Understanding the Psychology of Farming
When I was a Sophomore in high school the corn prices took a dramatic upward swing. We spent the following two years removing everything but our mailbox to plant more corn on the farm. We still have a mailbox, but there is hardly any habitat left for pheasants and deer. I have started planting trees, and we leave some corn and soybeans standing for the winter in small plots. That being said, we have a long journey ahead to create quality habitat as oftentimes I have to balance my desire for habitat with my dad’s desire for profitability. The process of creating new habitat has taught me a number of lessons about working with farmers when establishing habitat. First, understand the psychology of farming, then make the most of the non-farmable land. After that the expansion of food plots, tree-lines, and grasslands can be considered. This article is the first of a series on how to work with farmers to create more habitat in Iowa.

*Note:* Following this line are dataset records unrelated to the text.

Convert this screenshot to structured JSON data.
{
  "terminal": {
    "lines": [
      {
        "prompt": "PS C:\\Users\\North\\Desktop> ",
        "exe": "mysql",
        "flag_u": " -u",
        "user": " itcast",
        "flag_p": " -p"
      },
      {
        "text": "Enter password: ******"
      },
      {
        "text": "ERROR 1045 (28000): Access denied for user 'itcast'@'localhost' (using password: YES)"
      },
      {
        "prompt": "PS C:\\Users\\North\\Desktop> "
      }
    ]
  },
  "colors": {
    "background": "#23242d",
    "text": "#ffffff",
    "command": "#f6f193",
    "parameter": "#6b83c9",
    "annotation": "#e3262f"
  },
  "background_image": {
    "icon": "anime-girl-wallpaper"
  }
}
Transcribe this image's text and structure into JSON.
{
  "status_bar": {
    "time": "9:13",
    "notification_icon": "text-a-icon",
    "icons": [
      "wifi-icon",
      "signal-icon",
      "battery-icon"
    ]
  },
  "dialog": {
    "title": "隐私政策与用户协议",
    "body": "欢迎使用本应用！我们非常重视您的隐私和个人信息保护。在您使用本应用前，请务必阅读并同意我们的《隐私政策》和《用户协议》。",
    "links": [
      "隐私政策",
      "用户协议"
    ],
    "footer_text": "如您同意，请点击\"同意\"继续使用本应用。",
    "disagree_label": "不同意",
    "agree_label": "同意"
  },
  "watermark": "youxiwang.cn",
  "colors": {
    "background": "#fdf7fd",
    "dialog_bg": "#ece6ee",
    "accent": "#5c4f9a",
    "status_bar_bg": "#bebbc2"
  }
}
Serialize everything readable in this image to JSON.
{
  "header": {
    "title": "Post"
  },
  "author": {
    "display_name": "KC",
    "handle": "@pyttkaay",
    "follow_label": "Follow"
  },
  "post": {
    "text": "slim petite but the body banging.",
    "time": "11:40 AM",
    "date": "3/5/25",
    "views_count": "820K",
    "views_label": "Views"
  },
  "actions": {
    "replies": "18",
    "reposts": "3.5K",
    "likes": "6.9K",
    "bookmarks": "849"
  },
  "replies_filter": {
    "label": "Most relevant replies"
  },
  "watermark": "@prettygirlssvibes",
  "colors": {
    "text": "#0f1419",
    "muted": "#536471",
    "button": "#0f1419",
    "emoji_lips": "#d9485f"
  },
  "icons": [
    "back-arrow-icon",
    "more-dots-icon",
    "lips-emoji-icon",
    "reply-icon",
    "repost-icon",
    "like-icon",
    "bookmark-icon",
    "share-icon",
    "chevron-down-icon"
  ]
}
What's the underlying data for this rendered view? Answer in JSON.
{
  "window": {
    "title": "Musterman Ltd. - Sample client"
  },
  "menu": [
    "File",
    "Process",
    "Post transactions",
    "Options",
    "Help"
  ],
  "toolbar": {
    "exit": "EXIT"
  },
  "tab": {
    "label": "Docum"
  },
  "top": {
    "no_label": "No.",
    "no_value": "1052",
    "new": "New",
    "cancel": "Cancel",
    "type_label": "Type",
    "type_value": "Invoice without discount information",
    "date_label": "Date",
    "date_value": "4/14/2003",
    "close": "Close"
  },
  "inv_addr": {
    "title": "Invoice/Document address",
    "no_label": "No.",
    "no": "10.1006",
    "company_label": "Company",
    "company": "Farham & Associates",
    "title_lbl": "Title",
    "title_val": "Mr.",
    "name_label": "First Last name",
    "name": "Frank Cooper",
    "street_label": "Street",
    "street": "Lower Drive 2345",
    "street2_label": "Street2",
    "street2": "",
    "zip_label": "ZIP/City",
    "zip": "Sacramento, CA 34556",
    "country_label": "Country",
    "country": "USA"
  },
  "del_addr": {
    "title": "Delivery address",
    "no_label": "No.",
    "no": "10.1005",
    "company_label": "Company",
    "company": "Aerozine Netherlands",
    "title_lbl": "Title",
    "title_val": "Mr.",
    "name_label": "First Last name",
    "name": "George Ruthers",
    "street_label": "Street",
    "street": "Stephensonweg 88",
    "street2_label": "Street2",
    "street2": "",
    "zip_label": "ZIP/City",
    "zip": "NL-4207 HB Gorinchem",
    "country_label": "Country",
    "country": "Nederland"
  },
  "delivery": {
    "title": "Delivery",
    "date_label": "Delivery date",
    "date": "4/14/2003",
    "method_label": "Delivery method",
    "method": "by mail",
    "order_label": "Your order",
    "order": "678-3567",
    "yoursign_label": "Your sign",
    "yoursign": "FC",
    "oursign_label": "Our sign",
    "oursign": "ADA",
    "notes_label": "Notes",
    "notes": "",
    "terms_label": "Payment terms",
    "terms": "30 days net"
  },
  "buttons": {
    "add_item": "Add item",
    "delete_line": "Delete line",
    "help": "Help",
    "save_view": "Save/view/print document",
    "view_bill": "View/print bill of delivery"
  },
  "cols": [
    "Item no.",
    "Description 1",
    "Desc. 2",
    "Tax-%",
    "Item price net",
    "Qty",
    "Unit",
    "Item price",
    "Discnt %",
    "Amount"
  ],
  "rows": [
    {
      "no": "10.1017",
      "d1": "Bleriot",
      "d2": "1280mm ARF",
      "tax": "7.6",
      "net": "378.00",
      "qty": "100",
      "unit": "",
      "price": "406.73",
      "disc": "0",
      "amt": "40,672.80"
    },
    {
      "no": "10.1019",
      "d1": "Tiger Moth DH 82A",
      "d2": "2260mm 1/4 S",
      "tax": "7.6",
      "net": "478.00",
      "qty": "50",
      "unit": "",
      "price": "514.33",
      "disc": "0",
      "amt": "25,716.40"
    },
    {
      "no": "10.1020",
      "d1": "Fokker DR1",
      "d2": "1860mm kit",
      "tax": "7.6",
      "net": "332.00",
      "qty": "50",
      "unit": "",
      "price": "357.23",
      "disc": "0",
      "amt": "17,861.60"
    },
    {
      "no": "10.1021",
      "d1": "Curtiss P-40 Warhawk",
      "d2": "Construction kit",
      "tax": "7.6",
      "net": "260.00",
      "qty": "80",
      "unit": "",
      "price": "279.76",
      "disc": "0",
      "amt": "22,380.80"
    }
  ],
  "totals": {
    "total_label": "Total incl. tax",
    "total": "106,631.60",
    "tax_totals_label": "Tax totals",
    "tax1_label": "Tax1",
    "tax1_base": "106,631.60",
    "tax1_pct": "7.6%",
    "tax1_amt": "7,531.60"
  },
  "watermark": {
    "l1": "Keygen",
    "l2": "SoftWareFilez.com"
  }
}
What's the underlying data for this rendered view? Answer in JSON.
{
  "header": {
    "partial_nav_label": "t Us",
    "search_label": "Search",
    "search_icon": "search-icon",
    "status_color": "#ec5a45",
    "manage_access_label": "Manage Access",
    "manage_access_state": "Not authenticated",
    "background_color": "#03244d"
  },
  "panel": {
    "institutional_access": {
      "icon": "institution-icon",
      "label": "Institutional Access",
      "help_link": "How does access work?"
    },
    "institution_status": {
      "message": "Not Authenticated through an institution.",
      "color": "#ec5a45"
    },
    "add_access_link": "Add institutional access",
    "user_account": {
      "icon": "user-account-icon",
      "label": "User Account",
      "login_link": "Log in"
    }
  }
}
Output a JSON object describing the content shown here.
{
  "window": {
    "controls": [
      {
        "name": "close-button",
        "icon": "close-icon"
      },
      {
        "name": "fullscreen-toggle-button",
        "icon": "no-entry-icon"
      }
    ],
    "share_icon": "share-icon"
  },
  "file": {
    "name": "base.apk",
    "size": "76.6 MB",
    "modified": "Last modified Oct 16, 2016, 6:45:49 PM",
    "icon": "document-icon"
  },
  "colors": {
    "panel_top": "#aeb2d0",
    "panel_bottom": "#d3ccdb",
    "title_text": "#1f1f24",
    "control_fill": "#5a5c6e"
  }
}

Whether it’s Des Moines Water Works, or a new environmental plan, often in Iowa farmers gets framed as the bad guy out to make money. This leads to farmers pushing back on environmentalists, or giving up on listening all together.
In order to break this cycle non-farmers need to understand a number of things. First, farmer’s have reasons for certain practices, and these decisions are much more complex than many people realize. There are times when farmers need to remove trees to pull equipment into a field. Other times if they let the habitat grow, the weeds will become a major issue next year. My experience farming with my dad has taught me that no environmental decision is as straight-forward as it seems. Check your emotions at the door when discussing habitat restoration. Try to put yourself in the farmer’s shoes. If you didn’t hunt and taking out a fence line meant that your paycheck would go up, what would you do?
Many farmers who would like to prove the stereotype wrong. And there are ways to allow farmers to maximize their yields while also creating more habitat.
Which brings me to the second point. After making sure you don’t attack the farmer for practices that are beyond their control, make them part of your team. Farming is a job with new responsibilities each day, and farmers like to work on new projects. Also, they spend more time in the field more than anyone, so include them in your decision making. You may feel that you know way more about what a deer needs to survive than a farmer, but they will know more about how to make plants thrive. Let the farmers have some control, and they will likely take pride in the outcome. Who knows, they may come up with some better ideas for next year.
I can’t blame my dad for removing habitat. If I spent my time and energy picking out the right corn and herbicides to maximize yields, and the opportunity to increase yield by planting more acres presented itself, it would seem like a no-brainer. However, I come from a different stand-point of loving to whitetail hunt, and wanting to see more deer have quality habitat. The ideas from this blog may seem elementary, but in my view the biggest mistake environmentalists make comes from lacking empathy and respect for the person with another viewpoint. The next blog on creating habitat will address how to turn non-farmable acres into better habitat.
Thanks for reading, Harrison